The Village Voice (1955-2018)
This is Robert Christgau's contribution to a forum introduced by Jennifer Krasinski, which also included contributions by Gary Indiana, Molly Haskell, J. Hoberman, Vivian Gornick, Melissa Anderson, Michael Miller, and Greg Tate.
THE VILLAGE VOICE WOULD HAVE CHANGED MY LIFE if I'd never worked there, as it changed so many others. I read it as a backsliding Christian fourteen-year-old from Queens who'd never set foot in the Village, as an Ivy League existentialist who hit Eighth Street every chance he got, as a would-be novelist on West Seventieth Street and an up-and-coming new journalist on East Ninth. But the June 1966 launch of Richard Goldstein's Pop Eye column hit me where I lived. One reason I consider Goldstein the first rock critic is his column hed--not only did he bring exegesis and reportage to the music ex-teenagers were calling "rock," he labeled it "pop" in the process.
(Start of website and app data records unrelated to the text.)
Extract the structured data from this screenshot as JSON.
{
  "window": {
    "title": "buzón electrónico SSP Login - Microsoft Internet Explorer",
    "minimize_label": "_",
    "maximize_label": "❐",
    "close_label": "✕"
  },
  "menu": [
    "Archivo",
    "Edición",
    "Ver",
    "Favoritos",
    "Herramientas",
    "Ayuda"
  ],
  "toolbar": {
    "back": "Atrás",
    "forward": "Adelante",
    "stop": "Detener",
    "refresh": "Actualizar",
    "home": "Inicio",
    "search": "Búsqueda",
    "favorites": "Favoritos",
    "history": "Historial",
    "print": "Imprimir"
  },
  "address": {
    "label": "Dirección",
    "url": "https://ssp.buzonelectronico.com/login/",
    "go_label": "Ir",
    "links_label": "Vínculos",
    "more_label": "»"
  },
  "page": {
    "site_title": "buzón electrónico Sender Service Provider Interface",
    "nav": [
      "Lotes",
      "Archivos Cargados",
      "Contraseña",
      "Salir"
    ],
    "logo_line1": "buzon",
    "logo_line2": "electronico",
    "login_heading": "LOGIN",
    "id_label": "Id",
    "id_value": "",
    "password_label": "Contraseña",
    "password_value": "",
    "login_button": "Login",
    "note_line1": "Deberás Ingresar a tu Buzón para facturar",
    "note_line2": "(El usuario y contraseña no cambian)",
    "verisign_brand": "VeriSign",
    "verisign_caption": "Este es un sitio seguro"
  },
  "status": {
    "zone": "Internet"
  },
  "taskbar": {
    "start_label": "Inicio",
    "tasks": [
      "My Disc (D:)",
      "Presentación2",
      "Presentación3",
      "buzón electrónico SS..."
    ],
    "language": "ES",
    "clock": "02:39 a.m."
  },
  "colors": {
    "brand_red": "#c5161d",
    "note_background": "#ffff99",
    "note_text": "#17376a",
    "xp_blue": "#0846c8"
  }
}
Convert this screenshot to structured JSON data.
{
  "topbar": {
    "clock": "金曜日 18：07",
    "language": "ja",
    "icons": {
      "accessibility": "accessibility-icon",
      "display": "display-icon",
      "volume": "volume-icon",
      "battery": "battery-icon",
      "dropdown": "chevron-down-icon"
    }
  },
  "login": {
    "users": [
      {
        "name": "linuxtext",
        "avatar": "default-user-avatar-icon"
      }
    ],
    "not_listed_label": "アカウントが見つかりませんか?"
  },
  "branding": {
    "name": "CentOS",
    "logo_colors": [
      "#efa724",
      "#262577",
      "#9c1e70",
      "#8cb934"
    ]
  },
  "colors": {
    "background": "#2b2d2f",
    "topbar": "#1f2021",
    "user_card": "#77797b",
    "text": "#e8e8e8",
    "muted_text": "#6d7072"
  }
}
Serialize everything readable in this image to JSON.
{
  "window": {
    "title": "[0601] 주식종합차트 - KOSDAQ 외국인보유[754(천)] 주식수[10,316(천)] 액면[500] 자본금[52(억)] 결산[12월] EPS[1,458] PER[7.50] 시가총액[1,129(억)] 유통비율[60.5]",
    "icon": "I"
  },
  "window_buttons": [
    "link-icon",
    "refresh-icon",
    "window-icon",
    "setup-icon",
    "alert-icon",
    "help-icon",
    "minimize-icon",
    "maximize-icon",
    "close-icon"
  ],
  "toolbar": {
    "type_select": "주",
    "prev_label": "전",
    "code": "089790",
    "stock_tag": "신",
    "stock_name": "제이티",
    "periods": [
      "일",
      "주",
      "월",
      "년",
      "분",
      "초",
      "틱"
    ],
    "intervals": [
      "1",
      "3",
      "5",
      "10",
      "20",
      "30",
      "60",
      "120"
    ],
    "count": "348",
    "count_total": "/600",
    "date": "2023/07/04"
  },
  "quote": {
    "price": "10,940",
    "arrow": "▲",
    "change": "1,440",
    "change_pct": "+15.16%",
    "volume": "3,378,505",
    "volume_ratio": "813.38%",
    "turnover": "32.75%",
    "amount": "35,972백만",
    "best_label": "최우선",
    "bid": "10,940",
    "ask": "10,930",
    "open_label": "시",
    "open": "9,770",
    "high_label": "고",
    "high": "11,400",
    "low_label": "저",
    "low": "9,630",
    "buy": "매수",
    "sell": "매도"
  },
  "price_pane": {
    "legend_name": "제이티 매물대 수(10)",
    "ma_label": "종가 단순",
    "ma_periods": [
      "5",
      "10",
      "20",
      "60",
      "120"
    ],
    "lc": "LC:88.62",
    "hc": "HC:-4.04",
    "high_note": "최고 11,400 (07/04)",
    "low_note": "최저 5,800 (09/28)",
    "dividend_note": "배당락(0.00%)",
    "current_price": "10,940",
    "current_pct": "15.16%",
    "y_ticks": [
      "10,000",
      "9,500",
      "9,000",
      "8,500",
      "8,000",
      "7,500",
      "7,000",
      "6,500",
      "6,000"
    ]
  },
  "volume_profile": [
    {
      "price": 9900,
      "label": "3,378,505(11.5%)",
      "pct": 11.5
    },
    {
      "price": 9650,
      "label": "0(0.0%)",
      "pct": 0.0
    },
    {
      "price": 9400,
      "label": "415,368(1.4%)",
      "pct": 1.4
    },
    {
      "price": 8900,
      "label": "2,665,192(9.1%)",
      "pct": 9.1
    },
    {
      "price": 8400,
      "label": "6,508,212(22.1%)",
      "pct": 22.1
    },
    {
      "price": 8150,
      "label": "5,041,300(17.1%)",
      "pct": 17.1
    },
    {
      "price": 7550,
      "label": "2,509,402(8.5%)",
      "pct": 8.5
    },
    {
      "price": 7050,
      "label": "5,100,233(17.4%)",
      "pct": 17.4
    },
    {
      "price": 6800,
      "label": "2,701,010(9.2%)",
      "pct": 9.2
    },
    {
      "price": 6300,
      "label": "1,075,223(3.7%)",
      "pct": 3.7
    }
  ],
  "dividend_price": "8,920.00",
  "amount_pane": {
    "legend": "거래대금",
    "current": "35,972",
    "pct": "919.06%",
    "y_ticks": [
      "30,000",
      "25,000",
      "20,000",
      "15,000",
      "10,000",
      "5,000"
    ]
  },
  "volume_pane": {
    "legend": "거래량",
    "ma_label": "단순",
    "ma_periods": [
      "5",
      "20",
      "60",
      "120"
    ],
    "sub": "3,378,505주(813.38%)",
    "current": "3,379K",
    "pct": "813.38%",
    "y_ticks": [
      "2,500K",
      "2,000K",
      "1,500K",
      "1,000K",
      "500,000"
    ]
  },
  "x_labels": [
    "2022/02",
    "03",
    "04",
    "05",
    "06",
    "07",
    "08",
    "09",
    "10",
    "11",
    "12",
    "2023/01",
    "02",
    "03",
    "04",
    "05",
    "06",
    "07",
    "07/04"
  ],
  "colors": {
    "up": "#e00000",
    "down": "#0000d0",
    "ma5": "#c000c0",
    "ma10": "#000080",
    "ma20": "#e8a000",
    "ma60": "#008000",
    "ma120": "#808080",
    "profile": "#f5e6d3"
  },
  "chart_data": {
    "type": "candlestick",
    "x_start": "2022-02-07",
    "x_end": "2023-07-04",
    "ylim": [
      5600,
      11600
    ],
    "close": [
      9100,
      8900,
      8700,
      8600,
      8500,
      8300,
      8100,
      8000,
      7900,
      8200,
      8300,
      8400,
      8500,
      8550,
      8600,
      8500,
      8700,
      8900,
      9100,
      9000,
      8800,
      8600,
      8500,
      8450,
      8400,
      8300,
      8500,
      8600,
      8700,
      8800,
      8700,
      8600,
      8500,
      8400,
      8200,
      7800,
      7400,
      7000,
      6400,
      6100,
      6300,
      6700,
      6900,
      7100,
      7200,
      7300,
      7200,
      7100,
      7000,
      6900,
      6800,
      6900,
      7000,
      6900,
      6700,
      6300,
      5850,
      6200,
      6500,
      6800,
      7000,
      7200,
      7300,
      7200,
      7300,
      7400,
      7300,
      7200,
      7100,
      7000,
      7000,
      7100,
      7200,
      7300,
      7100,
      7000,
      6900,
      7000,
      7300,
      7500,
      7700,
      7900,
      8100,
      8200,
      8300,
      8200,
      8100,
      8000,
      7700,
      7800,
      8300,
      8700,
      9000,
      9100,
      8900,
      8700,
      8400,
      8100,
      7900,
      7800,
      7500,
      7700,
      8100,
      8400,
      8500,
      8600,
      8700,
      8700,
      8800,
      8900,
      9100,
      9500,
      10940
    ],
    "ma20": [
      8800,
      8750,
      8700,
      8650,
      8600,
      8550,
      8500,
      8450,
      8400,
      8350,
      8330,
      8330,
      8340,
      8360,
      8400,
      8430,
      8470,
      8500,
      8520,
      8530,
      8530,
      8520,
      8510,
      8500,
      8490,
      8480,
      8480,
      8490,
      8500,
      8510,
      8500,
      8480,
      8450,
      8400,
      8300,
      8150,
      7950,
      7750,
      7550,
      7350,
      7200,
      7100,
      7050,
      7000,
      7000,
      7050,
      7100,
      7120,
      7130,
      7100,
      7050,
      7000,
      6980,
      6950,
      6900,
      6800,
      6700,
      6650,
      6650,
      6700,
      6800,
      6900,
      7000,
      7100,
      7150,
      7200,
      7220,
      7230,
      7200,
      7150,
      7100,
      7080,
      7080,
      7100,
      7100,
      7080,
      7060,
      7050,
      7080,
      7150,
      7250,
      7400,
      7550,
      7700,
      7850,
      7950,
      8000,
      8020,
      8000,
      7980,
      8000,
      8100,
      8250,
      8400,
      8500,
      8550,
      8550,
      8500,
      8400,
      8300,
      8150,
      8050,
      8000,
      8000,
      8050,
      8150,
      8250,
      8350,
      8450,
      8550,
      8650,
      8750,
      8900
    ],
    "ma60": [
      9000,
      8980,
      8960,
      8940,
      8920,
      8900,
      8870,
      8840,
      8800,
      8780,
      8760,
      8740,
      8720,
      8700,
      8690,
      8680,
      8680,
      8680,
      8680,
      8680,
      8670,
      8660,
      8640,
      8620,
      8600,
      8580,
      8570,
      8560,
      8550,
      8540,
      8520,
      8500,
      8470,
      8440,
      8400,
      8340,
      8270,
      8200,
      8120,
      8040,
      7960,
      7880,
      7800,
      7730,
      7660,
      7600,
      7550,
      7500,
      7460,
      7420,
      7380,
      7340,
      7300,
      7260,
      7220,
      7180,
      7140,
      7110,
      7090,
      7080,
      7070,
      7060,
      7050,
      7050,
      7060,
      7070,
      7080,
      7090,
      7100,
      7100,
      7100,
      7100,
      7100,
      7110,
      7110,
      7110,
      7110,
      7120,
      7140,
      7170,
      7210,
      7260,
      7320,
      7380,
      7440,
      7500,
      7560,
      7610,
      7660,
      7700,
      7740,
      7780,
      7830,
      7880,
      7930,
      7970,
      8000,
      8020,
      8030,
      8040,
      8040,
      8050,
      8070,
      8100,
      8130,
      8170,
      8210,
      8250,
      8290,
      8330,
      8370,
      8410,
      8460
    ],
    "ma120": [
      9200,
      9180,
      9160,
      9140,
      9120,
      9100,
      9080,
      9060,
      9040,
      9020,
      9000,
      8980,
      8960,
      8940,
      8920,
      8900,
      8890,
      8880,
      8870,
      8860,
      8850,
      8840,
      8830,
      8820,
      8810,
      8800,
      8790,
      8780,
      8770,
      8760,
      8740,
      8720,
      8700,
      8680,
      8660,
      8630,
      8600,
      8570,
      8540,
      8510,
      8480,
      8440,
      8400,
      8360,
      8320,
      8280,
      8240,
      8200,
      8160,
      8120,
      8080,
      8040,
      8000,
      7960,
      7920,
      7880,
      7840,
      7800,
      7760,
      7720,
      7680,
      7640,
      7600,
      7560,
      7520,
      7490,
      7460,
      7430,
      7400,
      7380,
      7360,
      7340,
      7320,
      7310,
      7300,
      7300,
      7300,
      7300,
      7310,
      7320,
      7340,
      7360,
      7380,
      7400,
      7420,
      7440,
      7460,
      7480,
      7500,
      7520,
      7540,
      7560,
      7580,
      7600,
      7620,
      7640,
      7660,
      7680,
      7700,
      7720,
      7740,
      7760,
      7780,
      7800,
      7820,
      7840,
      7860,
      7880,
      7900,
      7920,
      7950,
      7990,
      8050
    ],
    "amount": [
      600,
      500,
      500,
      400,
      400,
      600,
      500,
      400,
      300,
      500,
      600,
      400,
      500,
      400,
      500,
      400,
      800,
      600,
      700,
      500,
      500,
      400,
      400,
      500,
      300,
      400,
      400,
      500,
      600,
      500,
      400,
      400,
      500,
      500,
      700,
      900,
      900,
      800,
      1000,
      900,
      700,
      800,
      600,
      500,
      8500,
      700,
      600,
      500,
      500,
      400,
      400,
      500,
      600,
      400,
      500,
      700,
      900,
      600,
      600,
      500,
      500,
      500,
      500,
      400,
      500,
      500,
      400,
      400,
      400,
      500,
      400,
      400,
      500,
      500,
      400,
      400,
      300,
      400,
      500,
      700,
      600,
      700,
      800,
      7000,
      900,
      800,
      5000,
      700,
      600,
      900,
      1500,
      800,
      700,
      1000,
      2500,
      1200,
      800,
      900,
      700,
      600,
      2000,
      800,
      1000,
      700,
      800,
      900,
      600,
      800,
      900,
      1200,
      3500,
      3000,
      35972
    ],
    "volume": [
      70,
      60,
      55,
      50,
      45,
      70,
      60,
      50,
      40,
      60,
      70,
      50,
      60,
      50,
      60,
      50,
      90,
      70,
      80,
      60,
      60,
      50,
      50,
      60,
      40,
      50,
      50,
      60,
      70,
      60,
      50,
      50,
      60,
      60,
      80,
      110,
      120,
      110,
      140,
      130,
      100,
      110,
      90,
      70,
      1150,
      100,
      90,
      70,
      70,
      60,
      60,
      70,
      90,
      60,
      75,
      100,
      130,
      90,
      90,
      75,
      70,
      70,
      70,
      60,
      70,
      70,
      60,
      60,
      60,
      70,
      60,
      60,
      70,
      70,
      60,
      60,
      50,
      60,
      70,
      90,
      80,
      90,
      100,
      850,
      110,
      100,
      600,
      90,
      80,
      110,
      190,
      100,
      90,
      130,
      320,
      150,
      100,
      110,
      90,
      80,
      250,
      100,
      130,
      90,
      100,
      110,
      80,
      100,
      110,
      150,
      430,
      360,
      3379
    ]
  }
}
As a Mickey Mantle/Chuck Berry/Andy Warhol fan then writing for New York and Esquire in the belief that slick magazines opened a path to literary excellence, I said yeah.
But by 1968, when Esquire tired of my Secular Music column just as Goldstein had tired of Pop Eye, I was sussing that maybe the slicks weren't for this East Villager after all. Enter three years of a poorly remunerated Voice column dubbed Rock & Roll & that spawned the Consumer Guide briefs that proved my brand and essays I couldn't have published anywhere else, two years as Newsday's rock critic, and then my lifework, a decade as music editor and thirty-two years as chief music critic at a Voice then owned by New York's Clay Felker, who less than three years later would lose control to Rupert Murdoch, who'd toss us aside in 1985 himself. I was fired in 2006, but more than half of my forthcoming collection Is It Still Good to Ya? was first published there, mostly in this century.
The honor roll is spectacular. Gary Giddins, Greil Marcus, Lester Bangs, Tom Johnson, James Wolcott, Vince Aletti, Stephen Holden, Ken Tucker, Kit Rachlis, Stanley Crouch, Tom Carson, John Piccarella, Jon Pareles, Carol Cooper, Nelson George, Greg Tate, Greg Sandow, Chuck Eddy, Kyle Gann, Barry Walters, RJ Smith, Joe Levy, Ann Powers, Joan Morgan, Neil Strauss, Touré, Rob Sheffield, Rob Tannenbaum, Eric Weisbard, and Christian Hoard didn't all begin at the Voice or end up music critics. But all played their role in the paper's music coverage as overseen for a decade by me and three more by seven others, including five of the above-named. So did hundreds more pros, temps, and casuals, all enriching an ongoing conversation that had no end.
That conversation encompassed a wealth of themes, with race up top because pop music is more African than any other facet of American culture. But always in the mix was the pop perplex. Always our alt-weekly's rock criticism honored the hits while extolling the alternatives that rejected and aimed to displace them--disco, punk, and hip-hop during my tenure alone. Always we explored how it was possible for musicians and critics to do ambitious, provocative work under the nose of money men who'd pay us something for it. As the online economy erodes the cash value of both recorded music and the written word, that question gets fraughter and fraughter. The rapid demise of a union-busting online-only Voice launched less than a year ago is no surprise. But it's a grim omen.